Widener University School of Law is pleased to announce the Delaware Supreme Court will hear oral arguments on the Wilmington campus on Wednesday, April 7. The Court will convene in the Ruby R. Vale Moot Courtroom to hear three cases beginning at 10 a.m.
Each case will be heard by a three-justice panel. They are: 10 a.m. Clariant v. Hartford Mutual.
This case involves an appeal and cross appeal from a Superior Court decision in a dispute over insurance coverage for claims arising from injuries sustained by an employee of a commercial tenant, while the employee was on the premises leased by his employer.
Attorney Mary Sherlock, who represents Harford Mutual, is a 1983 Widener Law alumna.11 a.m. McCall, et al. v. Anderson, et al
. This is an objectors’ appeal from the Court of Chancery’s final approval of a settlement involving several actions that were filed to challenge PNC’s purchase of National City Corp. The objectors maintain the settlement was not fair to National’s shareholders.

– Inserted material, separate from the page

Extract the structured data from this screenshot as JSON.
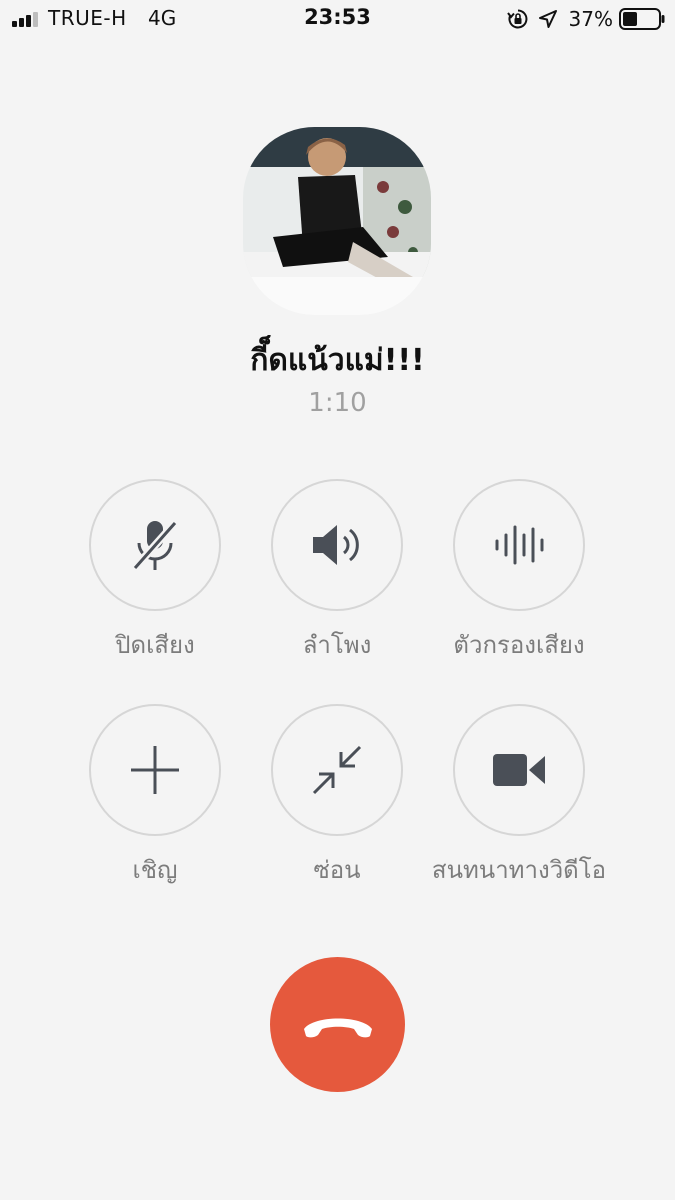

Attorney Rick S. Miller, who represents McCall, is a 1995 Widener Law alumnus.Noon. Lingo v. Lingo
. This brother-sister dispute looks at whether the sister, who cared for the duo’s infirm mother and was later found to have converted some of the mother’s assets to personal use, can legally inherit the assets that were wrongfully converted, now that the mother has died.

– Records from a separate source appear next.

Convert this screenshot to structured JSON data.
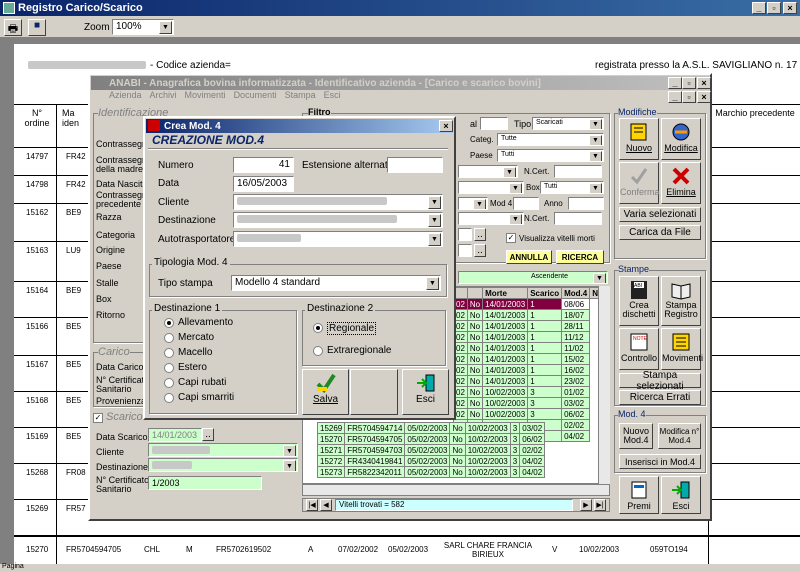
{
  "app": {
    "title": "Registro Carico/Scarico",
    "zoom_label": "Zoom",
    "zoom_value": "100%"
  },
  "report": {
    "codice_label": "- Codice azienda=",
    "registrata": "registrata presso la A.S.L. SAVIGLIANO n. 17",
    "headers": {
      "n_ordine": "N° ordine",
      "ma": "Ma iden",
      "marchio_prec": "Marchio precedente"
    },
    "rows": [
      {
        "n": "14797",
        "m": "FR42"
      },
      {
        "n": "14798",
        "m": "FR42"
      },
      {
        "n": "15162",
        "m": "BE9"
      },
      {
        "n": "15163",
        "m": "LU9"
      },
      {
        "n": "15164",
        "m": "BE9"
      },
      {
        "n": "15166",
        "m": "BE5"
      },
      {
        "n": "15167",
        "m": "BE5"
      },
      {
        "n": "15168",
        "m": "BE5"
      },
      {
        "n": "15169",
        "m": "BE5"
      },
      {
        "n": "15268",
        "m": "FR08"
      },
      {
        "n": "15269",
        "m": "FR57"
      }
    ],
    "last_row": {
      "n": "15270",
      "m": "FR5704594705",
      "razza": "CHL",
      "sesso": "M",
      "marchio_madre": "FR5702619502",
      "a": "A",
      "nascita": "07/02/2002",
      "carico": "05/02/2003",
      "cliente": "SARL CHARE FRANCIA BIRIEUX",
      "v": "V",
      "scarico": "10/02/2003",
      "mod4": "059TO194"
    },
    "status": "Pagina"
  },
  "anabi": {
    "title": "ANABI - Anagrafica bovina informatizzata - Identificativo azienda - [Carico e scarico bovini]",
    "menu": [
      "Azienda",
      "Archivi",
      "Movimenti",
      "Documenti",
      "Stampa",
      "Esci"
    ],
    "ident": {
      "title": "Identificazione",
      "labels": [
        "Contrassegno",
        "Contrassegno della madre",
        "Data Nascita",
        "Contrassegno precedente",
        "Razza",
        "Categoria",
        "Origine",
        "Paese",
        "Stalle",
        "Box",
        "Ritorno"
      ]
    },
    "carico": {
      "title": "Carico",
      "labels": [
        "Data Carico",
        "N° Certificato Sanitario",
        "Provenienza"
      ]
    },
    "scarico": {
      "title": "Scarico",
      "data_label": "Data Scarico",
      "data_value": "14/01/2003",
      "cliente_label": "Cliente",
      "dest_label": "Destinazione",
      "cert_label": "N° Certificato Sanitario",
      "cert_value": "1/2003"
    },
    "filtro": {
      "title": "Filtro",
      "al": "al",
      "tipo_label": "Tipo",
      "tipo_value": "Scaricati",
      "categ_label": "Categ.",
      "categ_value": "Tutte",
      "paese_label": "Paese",
      "paese_value": "Tutti",
      "ncert": "N.Cert.",
      "box_label": "Box",
      "box_value": "Tutti",
      "mod4": "Mod 4",
      "anno": "Anno",
      "ncert2": "N.Cert.",
      "vis_label": "Visualizza vitelli morti",
      "annulla": "ANNULLA",
      "ricerca": "RICERCA",
      "ord": "Ascendente"
    },
    "grid": {
      "headers": [
        "Morte",
        "Scarico",
        "Mod.4",
        "Nasc"
      ],
      "rows": [
        {
          "c0": "02",
          "c1": "No",
          "c2": "14/01/2003",
          "c3": "1",
          "c4": "08/06",
          "sel": true
        },
        {
          "c0": "02",
          "c1": "No",
          "c2": "14/01/2003",
          "c3": "1",
          "c4": "18/07"
        },
        {
          "c0": "02",
          "c1": "No",
          "c2": "14/01/2003",
          "c3": "1",
          "c4": "28/11"
        },
        {
          "c0": "02",
          "c1": "No",
          "c2": "14/01/2003",
          "c3": "1",
          "c4": "11/12"
        },
        {
          "c0": "02",
          "c1": "No",
          "c2": "14/01/2003",
          "c3": "1",
          "c4": "11/02"
        },
        {
          "c0": "02",
          "c1": "No",
          "c2": "14/01/2003",
          "c3": "1",
          "c4": "15/02"
        },
        {
          "c0": "02",
          "c1": "No",
          "c2": "14/01/2003",
          "c3": "1",
          "c4": "16/02"
        },
        {
          "c0": "02",
          "c1": "No",
          "c2": "14/01/2003",
          "c3": "1",
          "c4": "23/02"
        },
        {
          "c0": "02",
          "c1": "No",
          "c2": "10/02/2003",
          "c3": "3",
          "c4": "01/02"
        },
        {
          "c0": "02",
          "c1": "No",
          "c2": "10/02/2003",
          "c3": "3",
          "c4": "03/02"
        },
        {
          "c0": "02",
          "c1": "No",
          "c2": "10/02/2003",
          "c3": "3",
          "c4": "06/02"
        },
        {
          "c0": "02",
          "c1": "No",
          "c2": "10/02/2003",
          "c3": "3",
          "c4": "02/02"
        },
        {
          "c0": "02",
          "c1": "No",
          "c2": "10/02/2003",
          "c3": "3",
          "c4": "04/02"
        }
      ],
      "full_rows": [
        {
          "n": "15269",
          "marchio": "FR5704594714",
          "data": "05/02/2003",
          "m": "No",
          "s": "10/02/2003",
          "mod": "3",
          "nasc": "03/02"
        },
        {
          "n": "15270",
          "marchio": "FR5704594705",
          "data": "05/02/2003",
          "m": "No",
          "s": "10/02/2003",
          "mod": "3",
          "nasc": "06/02"
        },
        {
          "n": "15271",
          "marchio": "FR5704594703",
          "data": "05/02/2003",
          "m": "No",
          "s": "10/02/2003",
          "mod": "3",
          "nasc": "02/02"
        },
        {
          "n": "15272",
          "marchio": "FR4340419841",
          "data": "05/02/2003",
          "m": "No",
          "s": "10/02/2003",
          "mod": "3",
          "nasc": "04/02"
        },
        {
          "n": "15273",
          "marchio": "FR5822342011",
          "data": "05/02/2003",
          "m": "No",
          "s": "10/02/2003",
          "mod": "3",
          "nasc": "04/02"
        }
      ],
      "found": "Vitelli trovati = 582"
    },
    "modifiche": {
      "title": "Modifiche",
      "nuovo": "Nuovo",
      "modifica": "Modifica",
      "conferma": "Conferma",
      "elimina": "Elimina",
      "varia": "Varia selezionati",
      "carica": "Carica da File"
    },
    "stampe": {
      "title": "Stampe",
      "crea": "Crea dischetti",
      "registro": "Stampa Registro",
      "controllo": "Controllo",
      "movimenti": "Movimenti",
      "sel": "Stampa selezionati",
      "errati": "Ricerca Errati"
    },
    "mod4": {
      "title": "Mod. 4",
      "nuovo": "Nuovo Mod.4",
      "modifica": "Modifica n° Mod.4",
      "inserisci": "Inserisci in Mod.4",
      "premi": "Premi",
      "esci": "Esci"
    }
  },
  "dialog": {
    "title": "Crea Mod. 4",
    "heading": "CREAZIONE MOD.4",
    "numero_label": "Numero",
    "numero_value": "41",
    "est_label": "Estensione alternativa",
    "data_label": "Data",
    "data_value": "16/05/2003",
    "cliente_label": "Cliente",
    "dest_label": "Destinazione",
    "auto_label": "Autotrasportatore",
    "tipologia": "Tipologia Mod. 4",
    "tipo_label": "Tipo stampa",
    "tipo_value": "Modello 4 standard",
    "dest1": "Destinazione 1",
    "dest1_opts": [
      "Allevamento",
      "Mercato",
      "Macello",
      "Estero",
      "Capi rubati",
      "Capi smarriti"
    ],
    "dest2": "Destinazione 2",
    "dest2_opts": [
      "Regionale",
      "Extraregionale"
    ],
    "salva": "Salva",
    "esci": "Esci"
  }
}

“This annual visit from the Delaware Supreme Court is a highlight of our spring semester at Widener Law,” Dean Linda L. Ammons
said. “The Court’s presence enriches the legal education experience for our students and we are grateful for this access. The experience provides a valuable teaching tool.”
The arguments will mark the fourth consecutive year the Court has visited the law school. The oral arguments are open to the public and will follow the same protocol the Court uses when it sits in its own courtroom in Dover. The Court will allow one media representative with a still camera and one with a video camera to attend upon request. If multiple requests are made for still or video cameras, the outlet first requesting access will become the pool supplier of footage. Audio feeds for radio use will be available through the law school’s audio-visual control room.
Court protocol also requires everyone who attends the hearings to submit to a security check before entering the Vale Courtroom. Capitol Police will be on campus the day of oral arguments to provide security for the Court, as the officers normally do when the Court sits in Dover. No one may enter or exit the courtroom after an oral argument has started, although entry and exit between oral arguments are permitted. Anyone who creates a disturbance must leave the courtroom and may not return, and the Court prohibits outward displays of emotion by people in the gallery.Food, drink, BlackBerry devices and all other portable electronic devices including cell phones will not be allowed in the courtroom.